That also sounds familiar: the current "lack of professionals"
can be explained that way. It's not that the professionals are
lacking per se, it's just that nobody wants to pay them proper
wages. Personnel costs baaaaaad.
If you pay peanuts, you get monkeys. It is that simple. The "we
can't get" argument often is "we don't want to pay". Of course,
this is understandable if you consider how expensive work is:
taxes, taxes, lots of taxes... 1000 Euro wage can easily turn
into 2000 Euro costs. (And don't believe that 1000 Euro _paid_
is much - it isn't. It's almost less worth than 1000 DM!)
> In other cases, this is just an example of how HR "best
> practices" have gotten ridiculously out of control, where everybody tries
> to copy what everyone else is doing because if everyone else is doing it
> you can't get in trouble for doing the same thing.
This might be important in the B2B sector, especially the "pro-
paganda" that brings orders to companies. In case the word "they
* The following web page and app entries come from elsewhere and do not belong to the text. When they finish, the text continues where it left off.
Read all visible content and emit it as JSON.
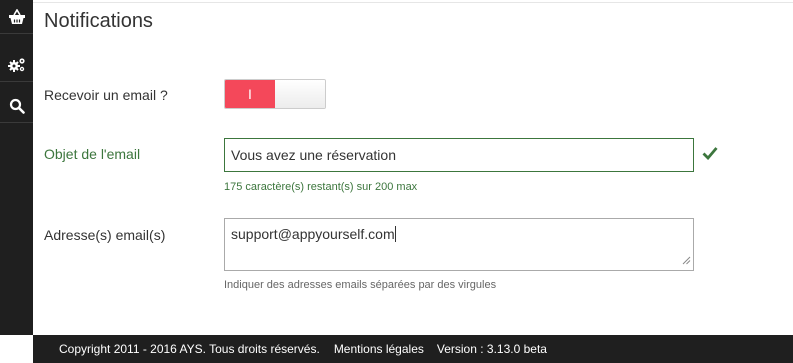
{
  "sidebar": {
    "items": [
      {
        "icon": "basket-icon"
      },
      {
        "icon": "gears-icon"
      },
      {
        "icon": "search-icon"
      }
    ]
  },
  "section": {
    "title": "Notifications"
  },
  "form": {
    "receive_email": {
      "label": "Recevoir un email ?",
      "toggle_on_text": "I",
      "state": "on"
    },
    "subject": {
      "label": "Objet de l'email",
      "value": "Vous avez une réservation",
      "help": "175 caractère(s) restant(s) sur 200 max",
      "valid": true
    },
    "addresses": {
      "label": "Adresse(s) email(s)",
      "value": "support@appyourself.com",
      "help": "Indiquer des adresses emails séparées par des virgules"
    }
  },
  "footer": {
    "copyright": "Copyright 2011 - 2016 AYS. Tous droits réservés.",
    "legal_link": "Mentions légales",
    "version": "Version : 3.13.0 beta"
  },
  "colors": {
    "sidebar_bg": "#1f1f1f",
    "toggle_on": "#f4485a",
    "success": "#3c763d"
  }
}
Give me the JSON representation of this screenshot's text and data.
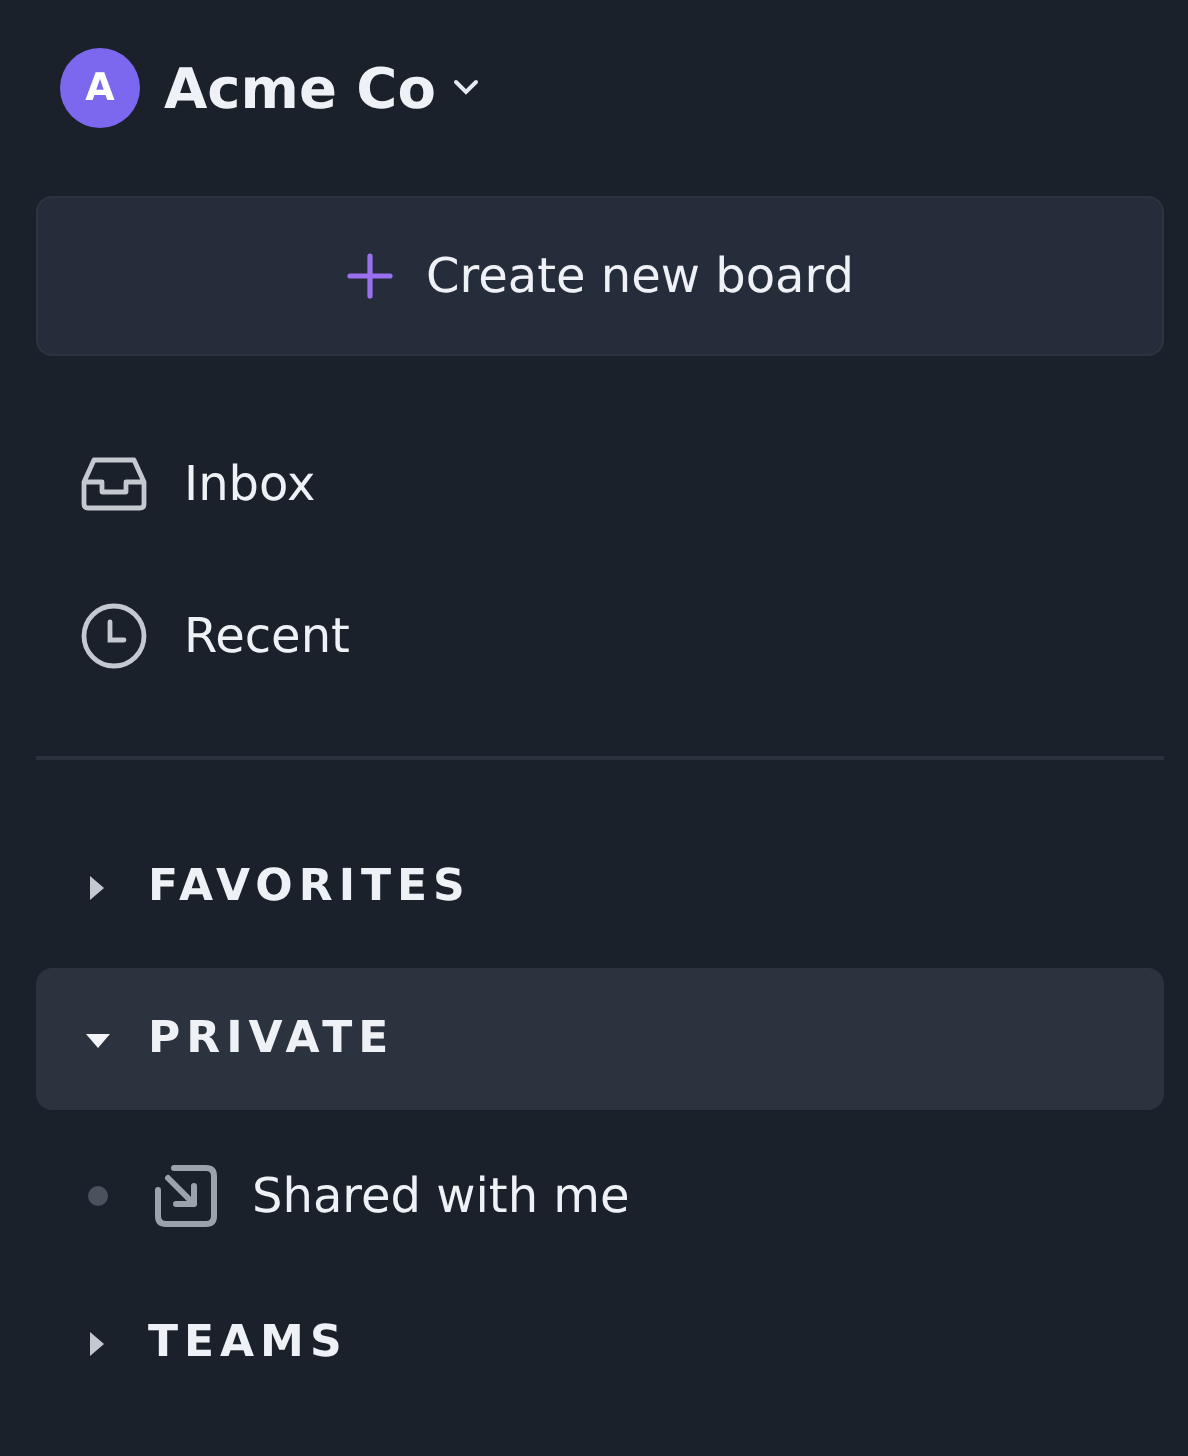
{
  "workspace": {
    "avatar": "A",
    "name": "Acme Co"
  },
  "create_button": {
    "label": "Create new board"
  },
  "nav": [
    {
      "kind": "inbox",
      "label": "Inbox"
    },
    {
      "kind": "recent",
      "label": "Recent"
    }
  ],
  "sections": [
    {
      "label": "FAVORITES",
      "expanded": false,
      "selected": false
    },
    {
      "label": "PRIVATE",
      "expanded": true,
      "selected": true,
      "children": [
        {
          "kind": "shared",
          "label": "Shared with me"
        }
      ]
    },
    {
      "label": "TEAMS",
      "expanded": false,
      "selected": false
    }
  ]
}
hire lower-qualified personnel" or "they pay their workers too
much" might result in a loss of orders for that company, because
they're "doing it wrong".
Note that innovative business has always "done wrong". :-)
> I think a far worse problem than the failure to understand what skills
> are needed is the failure to understand things like
> 1. what skills can be learned easily in a very short period of time so
> that focus on other necessary skills already existing can be employed in
> selecting candidates
That shouldn't be any UNfamiliar. You don't learn to be a programmer
at the university, and you don't get experience for working in
company B during your professional education in company A. There
is _always_ some time needed to get familiar with how things are
done at your new workplace - and that's no problem. It hasn't been
a problem for over 100 years, why should it now?
As I said, a GENERIC SKILL is learning per se. If you can do that,
you will be good at knowing how to do things in your new job in a
few time. And you are treated fair, you _may_ even invest your
free time (non-work time) to learn more.
We currently have a cultural problem of "work vs. non-work" that
is present nearly everywhere, in production and in service. The
things you're doing at work are likely _not_ things you do in
your free time. However, "geeks & nerds" tend to do programming
stuff, reading docs and practicing coding in their free time too.
In the past, I did often say: "You're paying me for what I would
do for free anyway." :-)
The "standard" scaling models of "being good at <static thing>"
are hard to make a proper selection, because learning is not
static. Just because someone is _now_ good at some programming
language does not neccessarily imply that he will be able to
learn a different language quickly (by both sharing the aspect
of being "a programming language"). I think we're talking about
POTENTIAL here, and how would one measure that? It's a thing
that comes into action by applying it.
> 2. why disqualifying candidates for stupidities that have nothing to do
> with their skills and other actually suitable qualities for the job is
Again, sometimes the best candidates slip here. Many "geeks & nerds"
appear to be "socially unaccomodated", so that disqualifies them,
even though if they're better at a job than the whole programming
team. Applicants with disabilities are also "problematic", they
cannot work exactly the same way healthy people do, and this may
interfere with established procedures and processes, and therefore
harm the certification of the company.
You might be aware that there is legal regulation that forces
employers to have a certain share of disabled employees (starting
at a specific company size). But there's a backdoor: They can
"buy theirselves free" of that obligation. Remember? That penalty
fees would be material costs. Material costs gooooood, personnel
Of course, things "need to fit", but after all, isn't the employing
process a thing to GET WORK DONE, on the long run? Shouldn't _THAT_
be the primary goal, instead of "growing a corporate monoculture"?